### Work to be completed
Please copy each line below that contains the word "XXXX".

[Dataset rows for apps and sites]
::::
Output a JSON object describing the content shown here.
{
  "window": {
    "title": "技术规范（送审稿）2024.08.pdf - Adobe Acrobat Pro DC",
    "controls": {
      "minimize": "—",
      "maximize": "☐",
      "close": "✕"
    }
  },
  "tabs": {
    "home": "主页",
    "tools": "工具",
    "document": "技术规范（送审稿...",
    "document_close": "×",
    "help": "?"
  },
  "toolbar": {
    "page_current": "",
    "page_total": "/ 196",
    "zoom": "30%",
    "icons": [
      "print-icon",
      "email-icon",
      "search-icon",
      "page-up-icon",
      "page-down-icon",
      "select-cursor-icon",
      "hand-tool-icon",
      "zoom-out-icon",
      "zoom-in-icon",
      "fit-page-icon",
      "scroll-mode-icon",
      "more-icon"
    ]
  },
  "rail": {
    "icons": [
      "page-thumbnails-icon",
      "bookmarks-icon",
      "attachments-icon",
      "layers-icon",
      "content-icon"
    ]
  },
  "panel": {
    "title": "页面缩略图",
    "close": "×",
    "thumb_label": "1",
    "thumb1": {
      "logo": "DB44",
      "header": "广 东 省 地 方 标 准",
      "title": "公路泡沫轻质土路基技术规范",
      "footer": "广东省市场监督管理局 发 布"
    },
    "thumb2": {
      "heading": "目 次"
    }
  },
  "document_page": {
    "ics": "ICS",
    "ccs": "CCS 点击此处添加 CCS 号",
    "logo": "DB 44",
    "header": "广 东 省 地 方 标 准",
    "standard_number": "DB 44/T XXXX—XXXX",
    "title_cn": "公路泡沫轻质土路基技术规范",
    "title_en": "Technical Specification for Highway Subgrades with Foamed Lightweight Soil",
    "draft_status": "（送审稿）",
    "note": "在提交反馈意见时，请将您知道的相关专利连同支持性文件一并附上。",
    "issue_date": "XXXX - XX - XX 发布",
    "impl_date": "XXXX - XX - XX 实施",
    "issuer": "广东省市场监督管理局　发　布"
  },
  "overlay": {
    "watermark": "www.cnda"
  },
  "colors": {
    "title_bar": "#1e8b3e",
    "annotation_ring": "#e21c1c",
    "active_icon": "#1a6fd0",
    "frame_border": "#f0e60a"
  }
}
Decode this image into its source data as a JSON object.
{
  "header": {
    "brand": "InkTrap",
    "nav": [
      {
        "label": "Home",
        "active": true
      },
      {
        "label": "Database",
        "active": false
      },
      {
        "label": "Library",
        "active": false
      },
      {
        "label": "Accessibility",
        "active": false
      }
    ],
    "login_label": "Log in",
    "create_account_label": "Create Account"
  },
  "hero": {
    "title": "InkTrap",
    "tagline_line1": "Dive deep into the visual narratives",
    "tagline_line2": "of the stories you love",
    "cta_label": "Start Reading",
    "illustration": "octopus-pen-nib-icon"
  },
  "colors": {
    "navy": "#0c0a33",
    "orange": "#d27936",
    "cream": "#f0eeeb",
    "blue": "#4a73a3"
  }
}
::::
### Your solution
    "standard_number": "DB 44/T XXXX—XXXX",
    "issue_date": "XXXX - XX - XX 发布",
    "impl_date": "XXXX - XX - XX 实施",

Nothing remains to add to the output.